It’s been quite a few years since my venture into food allergy advocacy. As my children grew older and were able to advocate for themselves I became busy with my work, their activities, and well you know, life. Recently I have become an empty nester. While this life transition sparks different things in different people, it has reminded me of one thing I wasn’t prepared for “Drop-off envy.”
Years ago, I coined the term “Drop-Off Envy” when sharing an experience at the bus stop. After we watched all of the excited kids get on the bus for their field trip, the parents all high-fived each other with excitement to have their children gone all day. I on the other hand turned and prayed, please let them come home safe. The reason is, field trips were out of my comfort zone.
I had worked tirelessly to try to get the school admin and families to understand the dangers, but outside the school, 200 packed lunches in an environment other than the cafeteria, the thought of it made me a mess. While other parents were out enjoying their day, possibly losing track of time, and maybe even wishing the field trip was longer, I was home counting down the minutes until they got home safely.

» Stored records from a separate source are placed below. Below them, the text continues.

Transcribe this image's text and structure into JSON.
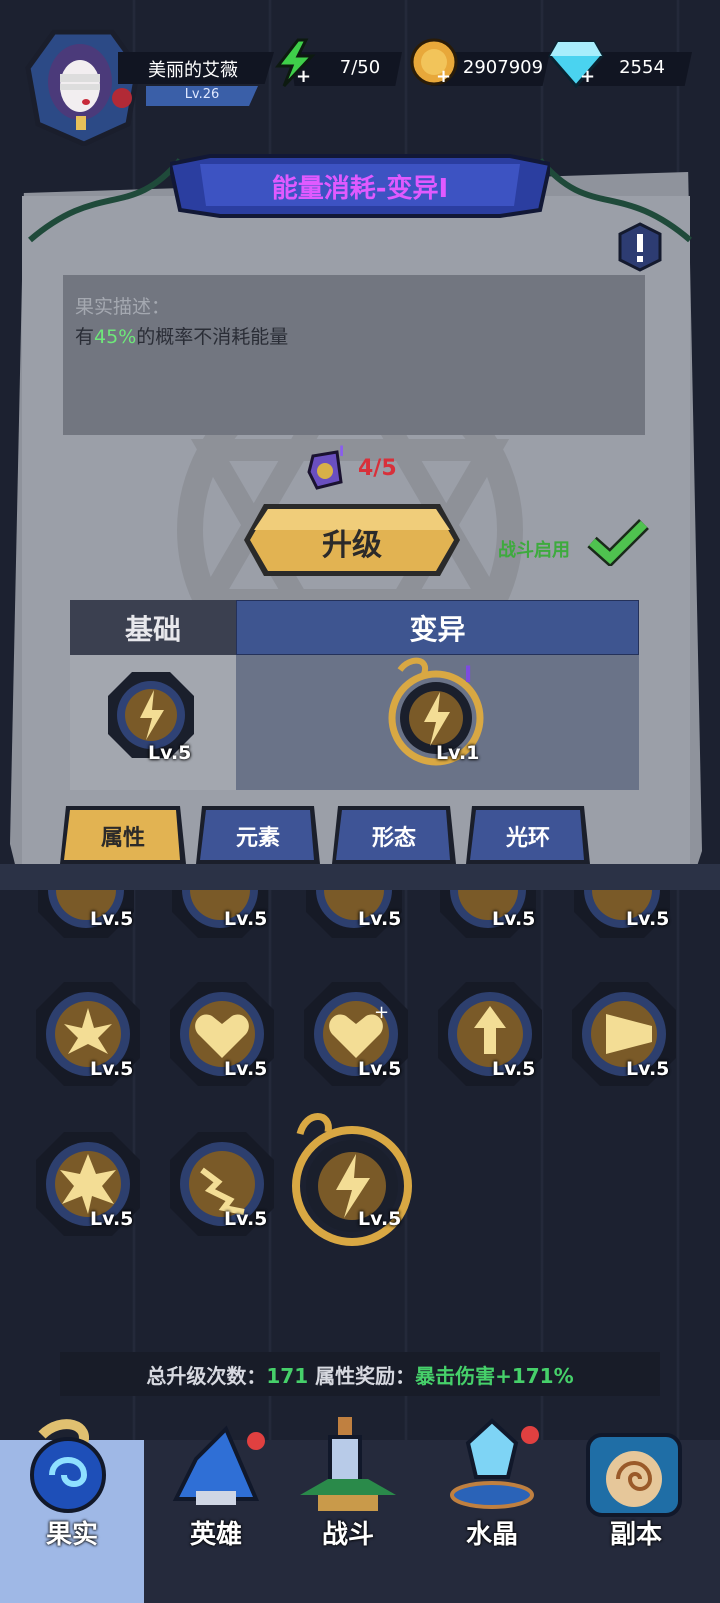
{
  "player": {
    "name": "美丽的艾薇",
    "level": "Lv.26"
  },
  "resources": {
    "energy": "7/50",
    "gold": "2907909",
    "diamond": "2554"
  },
  "panel": {
    "title": "能量消耗-变异I",
    "desc_label": "果实描述：",
    "desc_prefix": "有",
    "desc_highlight": "45%",
    "desc_suffix": "的概率不消耗能量",
    "fragment_count": "4/5",
    "upgrade_label": "升级",
    "battle_enable_label": "战斗启用",
    "base_header": "基础",
    "mutation_header": "变异",
    "base_level": "Lv.5",
    "mutation_level": "Lv.1"
  },
  "tabs": [
    "属性",
    "元素",
    "形态",
    "光环"
  ],
  "grid": {
    "row1": [
      "Lv.5",
      "Lv.5",
      "Lv.5",
      "Lv.5",
      "Lv.5"
    ],
    "row2": [
      "Lv.5",
      "Lv.5",
      "Lv.5",
      "Lv.5",
      "Lv.5"
    ],
    "row3": [
      "Lv.5",
      "Lv.5",
      "Lv.5"
    ]
  },
  "summary": {
    "upgrades_label": "总升级次数：",
    "upgrades_value": "171",
    "bonus_label": "属性奖励：",
    "bonus_value": "暴击伤害+171%"
  },
  "nav": [
    "果实",
    "英雄",
    "战斗",
    "水晶",
    "副本"
  ],
  "colors": {
    "mutation_purple": "#e05aff",
    "highlight_green": "#6ee87a",
    "fragment_red": "#d8303a",
    "gold": "#e2b352",
    "blue_banner": "#3e5590"
  }
}
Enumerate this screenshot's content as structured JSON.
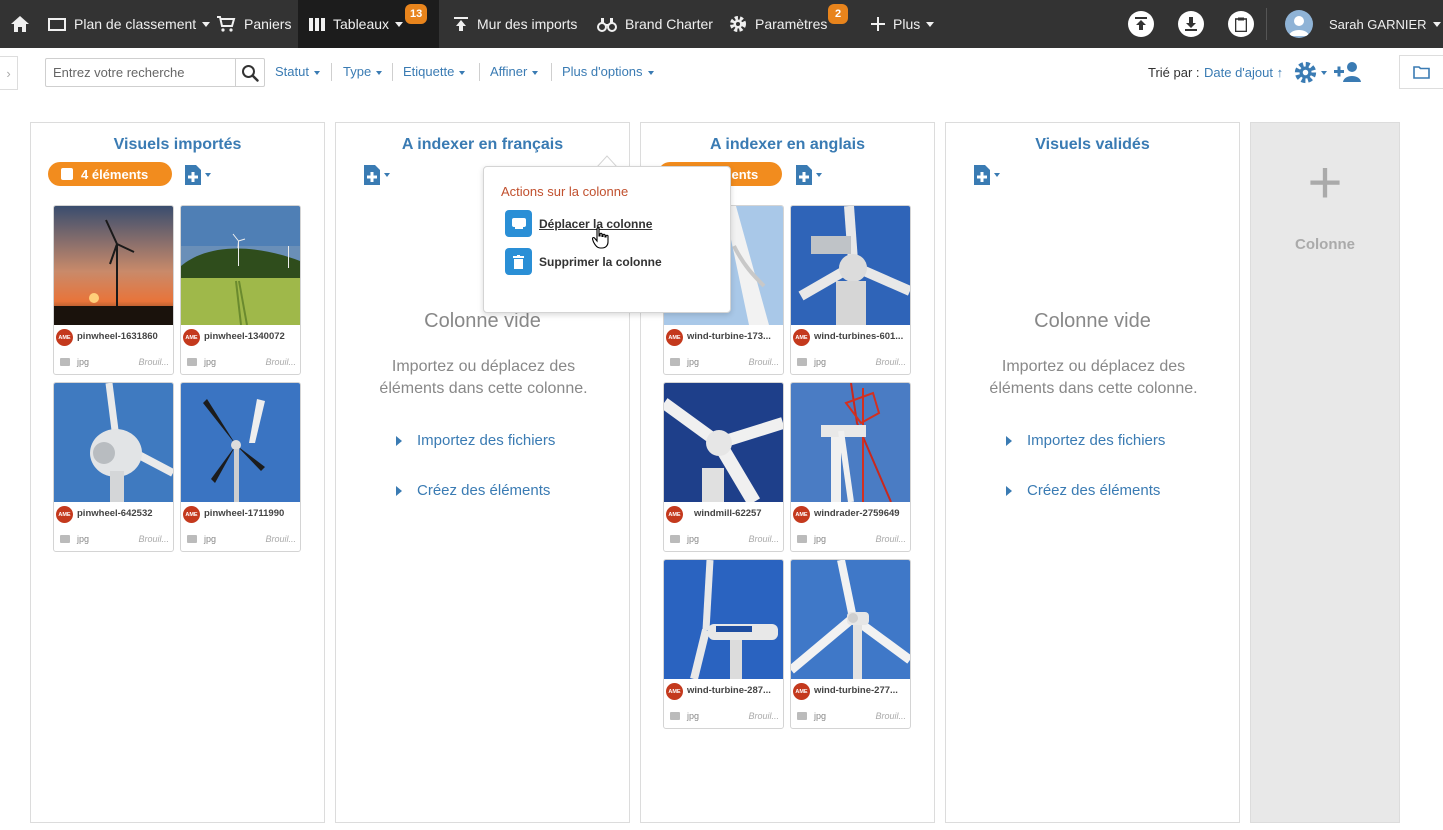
{
  "nav": {
    "home": "home-icon",
    "items": [
      {
        "label": "Plan de classement"
      },
      {
        "label": "Paniers"
      },
      {
        "label": "Tableaux",
        "badge": "13"
      },
      {
        "label": "Mur des imports"
      },
      {
        "label": "Brand Charter"
      },
      {
        "label": "Paramètres",
        "badge": "2"
      },
      {
        "label": "Plus"
      }
    ],
    "user": "Sarah GARNIER"
  },
  "toolbar": {
    "search_placeholder": "Entrez votre recherche",
    "filters": [
      "Statut",
      "Type",
      "Etiquette",
      "Affiner",
      "Plus d'options"
    ],
    "sort_label": "Trié par :",
    "sort_value": "Date d'ajout ↑"
  },
  "columns": [
    {
      "title": "Visuels importés",
      "count_label": "4 éléments",
      "cards": [
        {
          "name": "pinwheel-1631860",
          "type": "jpg",
          "status": "Brouil...",
          "owner": "AME"
        },
        {
          "name": "pinwheel-1340072",
          "type": "jpg",
          "status": "Brouil...",
          "owner": "AME"
        },
        {
          "name": "pinwheel-642532",
          "type": "jpg",
          "status": "Brouil...",
          "owner": "AME"
        },
        {
          "name": "pinwheel-1711990",
          "type": "jpg",
          "status": "Brouil...",
          "owner": "AME"
        }
      ]
    },
    {
      "title": "A indexer en français",
      "empty_title": "Colonne vide",
      "empty_desc": "Importez ou déplacez des éléments dans cette colonne.",
      "link_import": "Importez des fichiers",
      "link_create": "Créez des éléments"
    },
    {
      "title": "A indexer en anglais",
      "count_label": "6 éléments",
      "cards": [
        {
          "name": "wind-turbine-173...",
          "type": "jpg",
          "status": "Brouil...",
          "owner": "AME"
        },
        {
          "name": "wind-turbines-601...",
          "type": "jpg",
          "status": "Brouil...",
          "owner": "AME"
        },
        {
          "name": "windmill-62257",
          "type": "jpg",
          "status": "Brouil...",
          "owner": "AME"
        },
        {
          "name": "windrader-2759649",
          "type": "jpg",
          "status": "Brouil...",
          "owner": "AME"
        },
        {
          "name": "wind-turbine-287...",
          "type": "jpg",
          "status": "Brouil...",
          "owner": "AME"
        },
        {
          "name": "wind-turbine-277...",
          "type": "jpg",
          "status": "Brouil...",
          "owner": "AME"
        }
      ]
    },
    {
      "title": "Visuels validés",
      "empty_title": "Colonne vide",
      "empty_desc": "Importez ou déplacez des éléments dans cette colonne.",
      "link_import": "Importez des fichiers",
      "link_create": "Créez des éléments"
    }
  ],
  "add_column_label": "Colonne",
  "popover": {
    "title": "Actions sur la colonne",
    "move": "Déplacer la colonne",
    "delete": "Supprimer la colonne"
  },
  "colors": {
    "topbar": "#333333",
    "accent_blue": "#3a7bb3",
    "badge_orange": "#e8841c",
    "pill_orange": "#f28c1e",
    "popover_title": "#c1502e"
  }
}
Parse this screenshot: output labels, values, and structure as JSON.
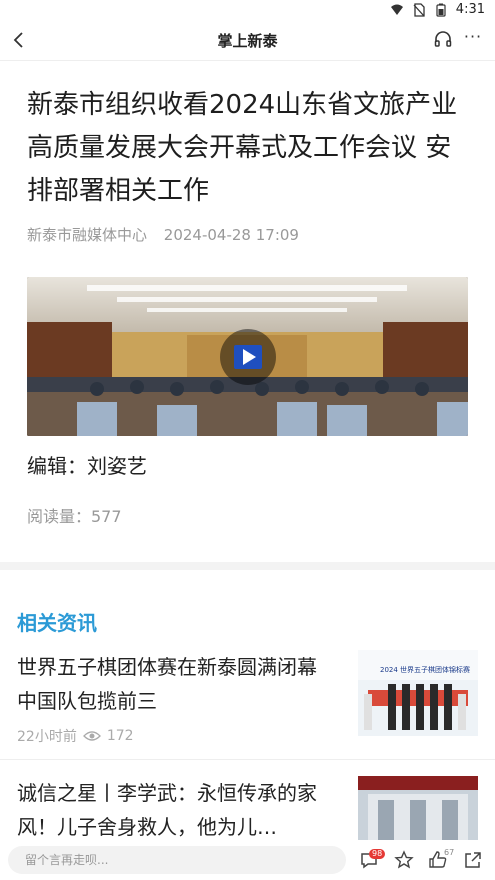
{
  "statusbar": {
    "time": "4:31"
  },
  "navbar": {
    "title": "掌上新泰",
    "more_label": "···"
  },
  "article": {
    "title": "新泰市组织收看2024山东省文旅产业高质量发展大会开幕式及工作会议 安排部署相关工作",
    "source": "新泰市融媒体中心",
    "datetime": "2024-04-28 17:09",
    "editor": "编辑：刘姿艺",
    "reads": "阅读量：577"
  },
  "related": {
    "heading": "相关资讯",
    "items": [
      {
        "title": "世界五子棋团体赛在新泰圆满闭幕 中国队包揽前三",
        "time": "22小时前",
        "views": "172",
        "thumb_caption": "2024 世界五子棋团体锦标赛"
      },
      {
        "title": "诚信之星丨李学武：永恒传承的家风！儿子舍身救人，他为儿…"
      }
    ]
  },
  "bottombar": {
    "comment_placeholder": "留个言再走呗...",
    "comment_badge": "98",
    "like_count": "67"
  },
  "colors": {
    "accent": "#2b9ad6",
    "badge": "#e53935"
  },
  "icons": [
    "wifi-icon",
    "sim-off-icon",
    "battery-icon",
    "back-arrow-icon",
    "headphones-icon",
    "more-icon",
    "play-icon",
    "eye-icon",
    "comment-icon",
    "star-icon",
    "like-icon",
    "share-icon"
  ]
}
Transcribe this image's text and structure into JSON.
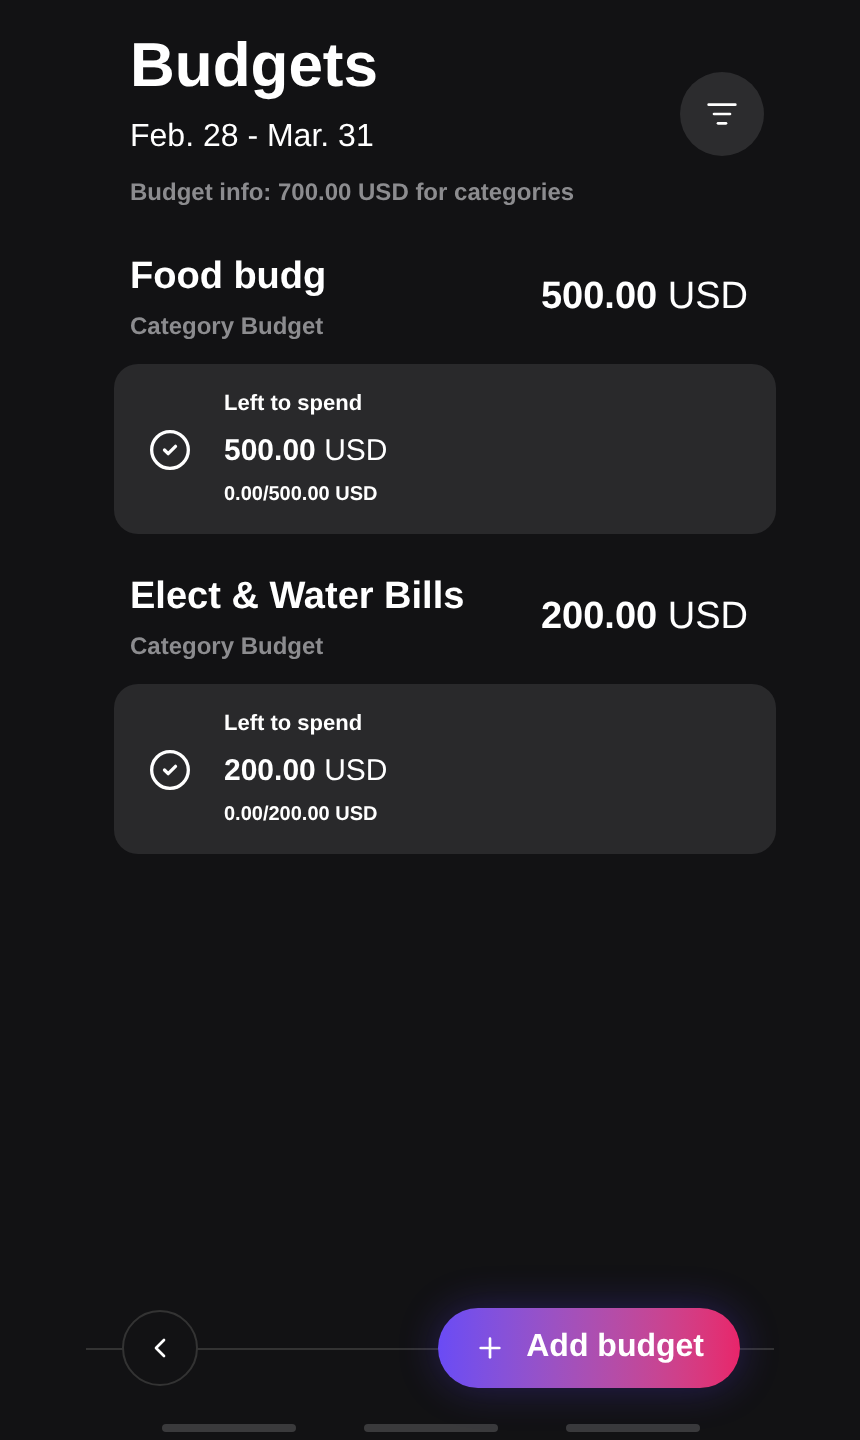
{
  "header": {
    "title": "Budgets",
    "period": "Feb. 28 - Mar. 31",
    "info": "Budget info: 700.00 USD for categories"
  },
  "budgets": [
    {
      "name": "Food budg",
      "type": "Category Budget",
      "amount": "500.00",
      "currency": "USD",
      "left_label": "Left to spend",
      "left_amount": "500.00",
      "left_currency": "USD",
      "progress": "0.00/500.00 USD"
    },
    {
      "name": "Elect & Water Bills",
      "type": "Category Budget",
      "amount": "200.00",
      "currency": "USD",
      "left_label": "Left to spend",
      "left_amount": "200.00",
      "left_currency": "USD",
      "progress": "0.00/200.00 USD"
    }
  ],
  "add_button": {
    "label": "Add budget"
  }
}
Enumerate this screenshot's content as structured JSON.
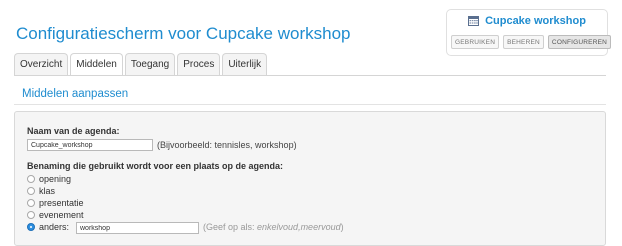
{
  "page": {
    "title": "Configuratiescherm voor Cupcake workshop"
  },
  "header_card": {
    "title": "Cupcake workshop",
    "icon": "calendar-icon",
    "buttons": [
      "GEBRUIKEN",
      "BEHEREN",
      "CONFIGUREREN"
    ],
    "active_button": "CONFIGUREREN"
  },
  "tabs": [
    "Overzicht",
    "Middelen",
    "Toegang",
    "Proces",
    "Uiterlijk"
  ],
  "active_tab": "Middelen",
  "section": {
    "title": "Middelen aanpassen"
  },
  "form": {
    "name_label": "Naam van de agenda:",
    "name_value": "Cupcake_workshop",
    "name_hint": "(Bijvoorbeeld: tennisles, workshop)",
    "place_label": "Benaming die gebruikt wordt voor een plaats op de agenda:",
    "options": [
      "opening",
      "klas",
      "presentatie",
      "evenement",
      "anders:"
    ],
    "selected_option": "anders:",
    "other_value": "workshop",
    "other_hint_prefix": "(Geef op als: ",
    "other_hint_format": "enkelvoud,meervoud",
    "other_hint_suffix": ")"
  },
  "colors": {
    "accent": "#1f8ccf",
    "panel_bg": "#f5f5f5",
    "radio_selected": "#2d8fe0"
  }
}
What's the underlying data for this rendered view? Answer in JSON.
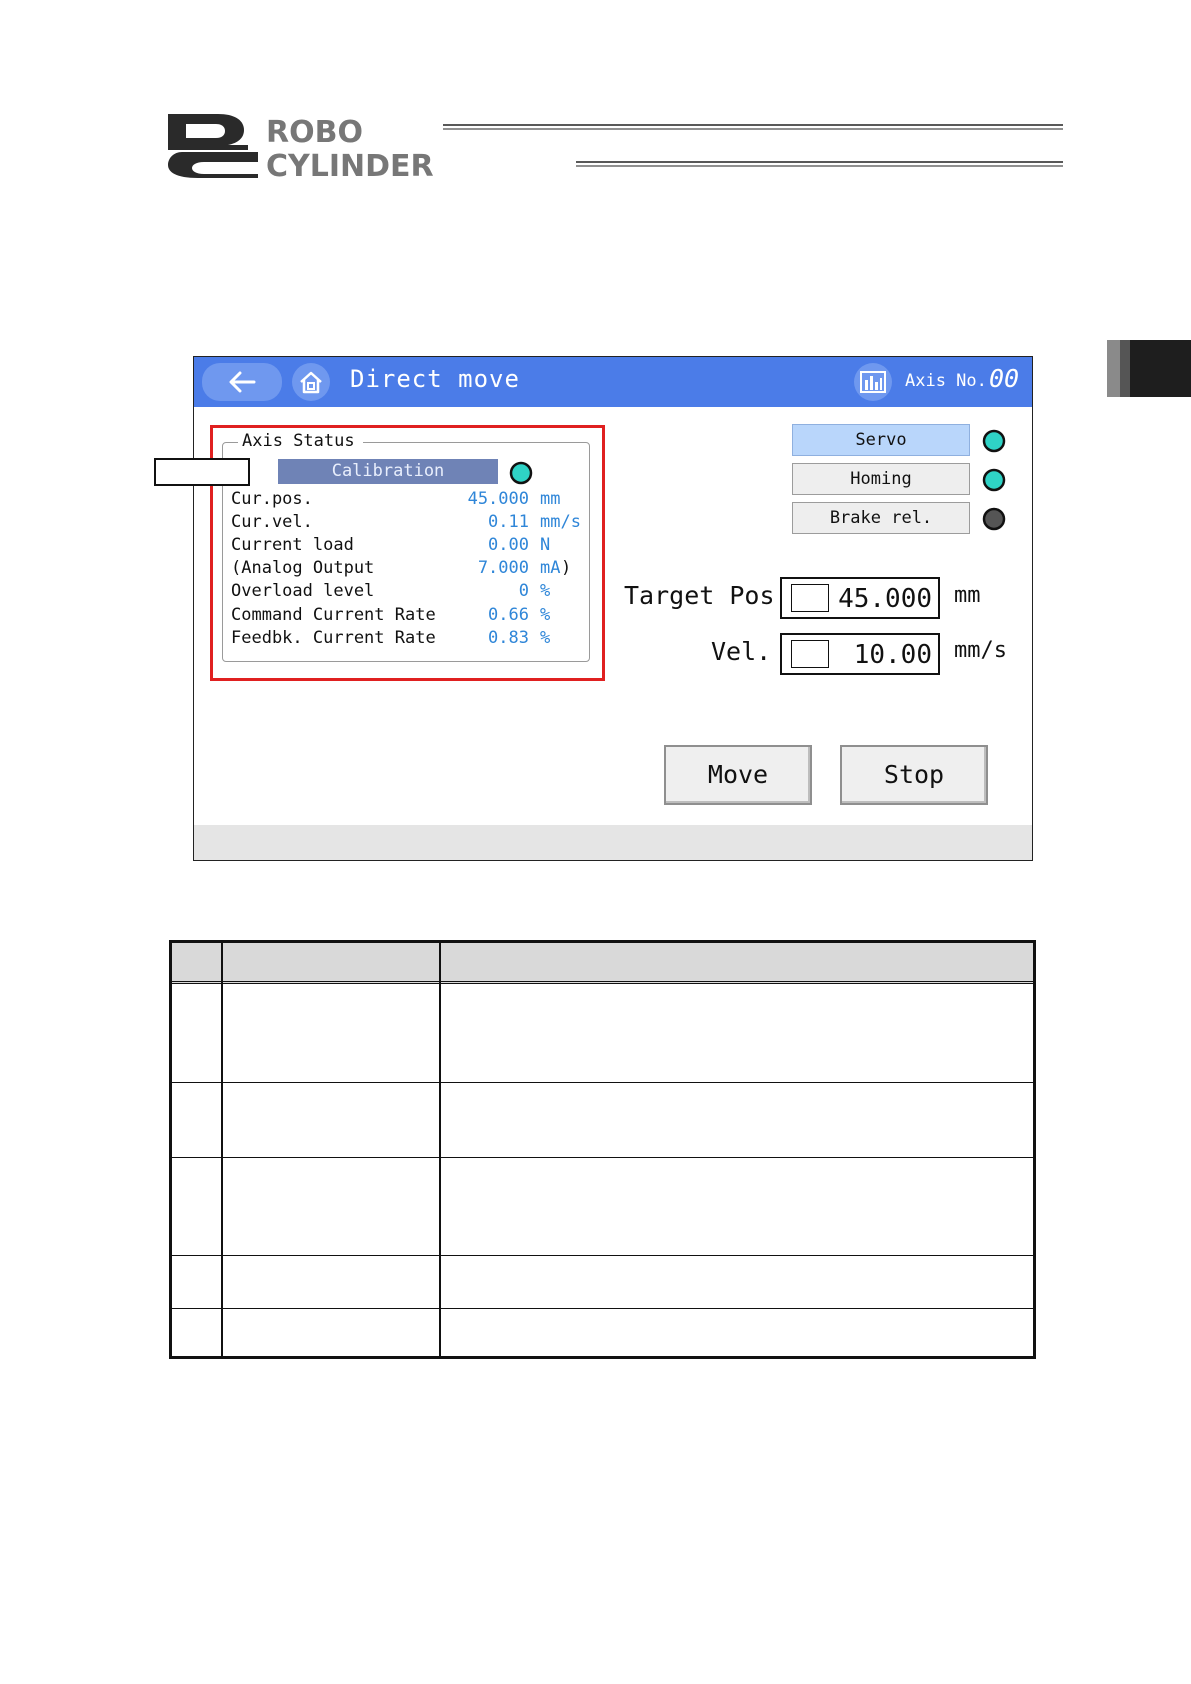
{
  "brand": {
    "logo_line1": "ROBO",
    "logo_line2": "CYLINDER"
  },
  "titlebar": {
    "screen_title": "Direct move",
    "axis_label": "Axis No.",
    "axis_value": "00"
  },
  "axis_status": {
    "legend": "Axis Status",
    "calibration_label": "Calibration",
    "calibration_led_color": "#2fd3c6",
    "rows": [
      {
        "label": "Cur.pos.",
        "value": "45.000",
        "unit": "mm"
      },
      {
        "label": "Cur.vel.",
        "value": "0.11",
        "unit": "mm/s"
      },
      {
        "label": "Current load",
        "value": "0.00",
        "unit": "N"
      },
      {
        "label": "(Analog Output",
        "value": "7.000",
        "unit": "mA",
        "suffix": ")"
      },
      {
        "label": "Overload level",
        "value": "0",
        "unit": "%"
      },
      {
        "label": "Command Current Rate",
        "value": "0.66",
        "unit": "%"
      },
      {
        "label": "Feedbk. Current Rate",
        "value": "0.83",
        "unit": "%"
      }
    ]
  },
  "controls": {
    "servo_label": "Servo",
    "servo_led_color": "#2fd3c6",
    "homing_label": "Homing",
    "homing_led_color": "#2fd3c6",
    "brake_label": "Brake rel.",
    "brake_led_color": "#555555",
    "target_label": "Target Pos.",
    "target_value": "45.000",
    "target_unit": "mm",
    "vel_label": "Vel.",
    "vel_value": "10.00",
    "vel_unit": "mm/s",
    "move_label": "Move",
    "stop_label": "Stop"
  },
  "colors": {
    "titlebar": "#4b7ce8",
    "highlight_border": "#e02020",
    "value_text": "#2f86d8"
  },
  "icons": [
    "back-arrow-icon",
    "home-icon",
    "graph-icon"
  ]
}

Fast forward, I’ve now graduated to college drop-offs and with all of the emotion tied to it, one thing I was not prepared for was that feeling of “drop-off envy.” What if they party, stay out late, and have the munchies? Maybe they think it is a pretzel piece but it is a pretzel piece filled with peanut butter. Will they carry their Epi-pens EVERYWHERE? Will anyone notice if they are having an allergic reaction? I was plagued with fear for so many different reasons than other parents dropping off their college students.
Over the past couple of weeks, I’ve read about three devastating fatalities from food allergies. (Jess Prinsloo – (24) Dairy Allergy, Omar Osman (26) Nut Allergy, and Emerson Kate Cole (9) ) These stories hit me at the core. It’s like being punched in the gut, having the wind knocked out of you and then I go retreat to my lonely dark place until the weight of sadness and fear begins to slowly lighten. While the ages and sex of these innocent beautiful beings were different, the one thing they all shared was that their death was accidental. I feel the anguish for those families, the devastation to all those who knew and loved them, and the anger at how this could possibly have been avoided.
Now that I am an empty nester, I decided to continue my passion for food allergy education and awareness. While things have gotten better over the last 20 years, if I can offer anything to help make the lives of those suffering from food allergies and those caring for them easier, I am in. Until there is a cure for food allergies, education and awareness play a big role. Practicing avoidance is currently the only way to prevent anaphylaxis. Having an emergency plan in place with the use of epinephrine is the only chance one has to manage the reaction.
I hope you can find some of the tools I have used over the years helpful.